Record number apply early
A record-high number of people — 1,856 — applied early decision to Dartmouth this year. The number of early applicants is more than 10 percent higher than last year’s figure, initially reported as 1,678 applicants.
As of press time, no other Ivy League college had released early admissions data.
Average standardized test scores, class ranks and racial and geographic makeup for the Class of 2019 early decision applicant pool are currently unavailable because admissions officers have not yet fully processed secondary school reports, dean of admissions and financial aid Maria Laskaris said, but she noted that this marks the first time in two years that more women than men applied early decision.
Laskaris said the higher early decision application numbers likely resulted from recruiting road trips and connections that prospective applicants make on campus visits.The record number of early applicants follows a 14-percent drop in regular decision applications for the Class of 2018 as well as a high yield among last year’s regular decision accepted students.
The Class of 2016 set the previous early decision record, with 1,801 early decision applicants. That year, 465 were admitted.
Each year, students admitted early decision comprise about 40 percent of the incoming class. Early application decisions will be released in December.
Though last year’s Common Application was a source of technical issues for early applicants — leading Dartmouth to extend its early decision deadline by a week — administrators and applicants reported a smooth submission process.
For the first time this year, admissions officers will review early decision applications using software called Slate that streamlines the evaluation process, Laskaris said. Slate compiles different elements of the application, like essays and teacher recommendations, in a central online location to improve officers’ reading efficiency.
The office has implemented Slate gradually since the summer, Laskaris said.

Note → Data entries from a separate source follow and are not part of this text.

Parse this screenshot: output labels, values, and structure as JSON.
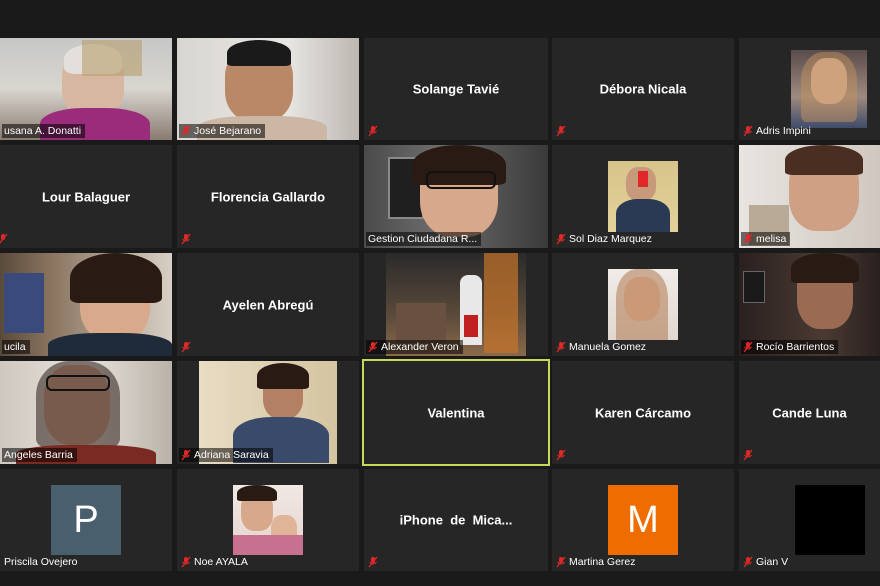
{
  "participants": [
    {
      "name": "Susana A. Donatti",
      "caption": "usana A. Donatti",
      "muted": false
    },
    {
      "name": "José Bejarano",
      "caption": "José Bejarano",
      "muted": true
    },
    {
      "name": "Solange Tavié",
      "center": "Solange Tavié",
      "muted": true
    },
    {
      "name": "Débora Nicala",
      "center": "Débora Nicala",
      "muted": true
    },
    {
      "name": "Adris Impini",
      "caption": "Adris Impini",
      "muted": true
    },
    {
      "name": "Lour Balaguer",
      "center": "Lour Balaguer",
      "muted": true
    },
    {
      "name": "Florencia Gallardo",
      "center": "Florencia Gallardo",
      "muted": true
    },
    {
      "name": "Gestion Ciudadana R...",
      "caption": "Gestion Ciudadana R...",
      "muted": false
    },
    {
      "name": "Sol Diaz Marquez",
      "caption": "Sol Diaz Marquez",
      "muted": true
    },
    {
      "name": "melisa",
      "caption": "melisa",
      "muted": true
    },
    {
      "name": "Lucila",
      "caption": "ucila",
      "muted": false
    },
    {
      "name": "Ayelen Abregú",
      "center": "Ayelen Abregú",
      "muted": true
    },
    {
      "name": "Alexander Veron",
      "caption": "Alexander Veron",
      "muted": true
    },
    {
      "name": "Manuela Gomez",
      "caption": "Manuela Gomez",
      "muted": true
    },
    {
      "name": "Rocío Barrientos",
      "caption": "Rocío Barrientos",
      "muted": true
    },
    {
      "name": "Angeles Barria",
      "caption": "Angeles Barria",
      "muted": false
    },
    {
      "name": "Adriana Saravia",
      "caption": "Adriana Saravia",
      "muted": true
    },
    {
      "name": "Valentina",
      "center": "Valentina",
      "muted": false,
      "active": true
    },
    {
      "name": "Karen Cárcamo",
      "center": "Karen Cárcamo",
      "muted": true
    },
    {
      "name": "Cande Luna",
      "center": "Cande Luna",
      "muted": true
    },
    {
      "name": "Priscila Ovejero",
      "caption": "Priscila Ovejero",
      "muted": false,
      "avatar": "P"
    },
    {
      "name": "Noe AYALA",
      "caption": "Noe AYALA",
      "muted": true
    },
    {
      "name": "iPhone de Mica...",
      "center": "iPhone  de  Mica...",
      "muted": true
    },
    {
      "name": "Martina Gerez",
      "caption": "Martina Gerez",
      "muted": true,
      "avatar": "M"
    },
    {
      "name": "Gian V",
      "caption": "Gian V",
      "muted": true
    }
  ],
  "colors": {
    "tile_bg": "#262626",
    "active_border": "#c8d95a",
    "muted_icon": "#e02828",
    "avatar_P": "#4a5f6e",
    "avatar_M": "#ef6c00"
  }
}
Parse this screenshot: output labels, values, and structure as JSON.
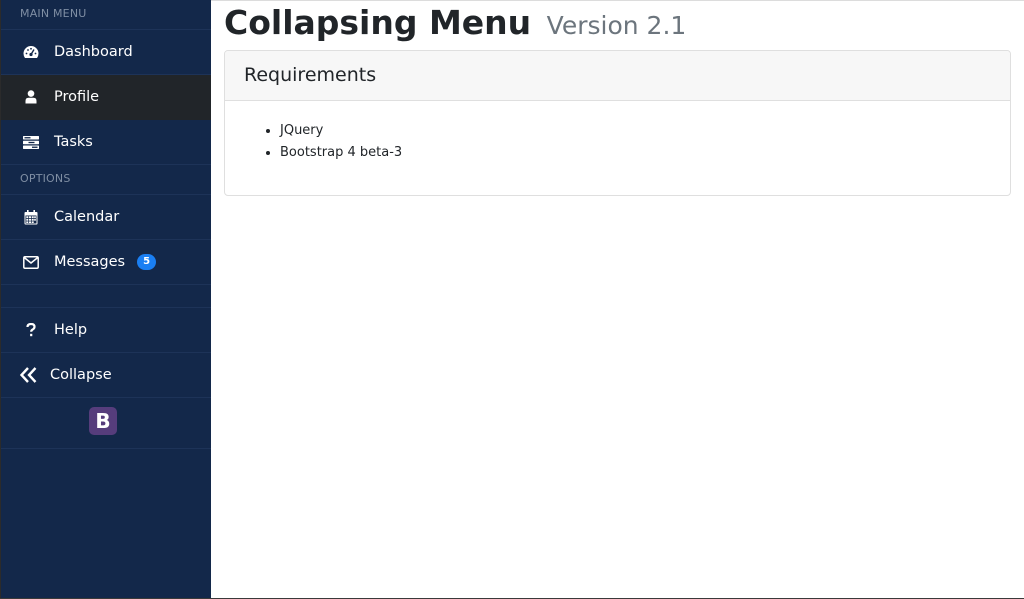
{
  "sidebar": {
    "section_main": "MAIN MENU",
    "section_options": "OPTIONS",
    "items": [
      {
        "label": "Dashboard",
        "icon": "dashboard-icon"
      },
      {
        "label": "Profile",
        "icon": "user-icon",
        "active": true
      },
      {
        "label": "Tasks",
        "icon": "tasks-icon"
      },
      {
        "label": "Calendar",
        "icon": "calendar-icon"
      },
      {
        "label": "Messages",
        "icon": "envelope-icon",
        "badge": "5"
      },
      {
        "label": "Help",
        "icon": "question-icon"
      },
      {
        "label": "Collapse",
        "icon": "double-chevron-left-icon"
      }
    ],
    "logo_letter": "B"
  },
  "main": {
    "title": "Collapsing Menu",
    "version": "Version 2.1",
    "card": {
      "header": "Requirements",
      "items": [
        "JQuery",
        "Bootstrap 4 beta-3"
      ]
    }
  },
  "colors": {
    "sidebar_bg": "#13284a",
    "active_bg": "#212529",
    "badge_bg": "#1a7ff3",
    "logo_bg": "#563d7c"
  }
}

The platform can be used for intra-office communications.
Jennifer Sandoval-Dancs, director of admission at Claremont McKenna College, said that her office was among the first to adopt Slate. Before Slate, there was no software customized specifically for admissions offices, Sandoval-Dancs said. Instead, admissions officers adapted programs intended to store current student information.
Since it was implemented in 2009, the service has been user-friendly and accessible, she said, adding that the software allows schools to customize its functions to suit their needs.
Dartmouth altered this year’s application to allow students to choose from five questions for a supplementary essay, compared to previous years, when all applicants answered the same question. Laskaris said this change was made to gain greater insight into each applicant.
Kylie McCardel, an early decision applicant who attends Baylor School in Tennessee, said a campus visit solidified her decision not just to apply to Dartmouth, but to apply early.
“I had never felt more at home at a college campus,” McCardel said, adding that she was impressed by the student body, language opportunities, living learning communities and her tour guides.
The potential benefits of attending Dartmouth outweighed any apprehensions she may have had in light of recent campus controversies, McCardel said.
Annie Goettemoeller of Ohio, who also applied early decision, said her experiences in the Summer at Brown and Yale Young Global Scholars summer programs made her realize that she wanted what she called the “Ivy league experience” — intellectual rigor combined with a diverse, collaborative atmosphere. Dartmouth’s undergraduate research opportunities in the sciences also appealed to her, she said.
Experiences during her visit, including a Dartmouth Sings performance, Goettemoeller said, clinched her decision to apply early.
“When you love something that much,” she said, “I don’t know why you wouldn’t jump on it as fast as you can.”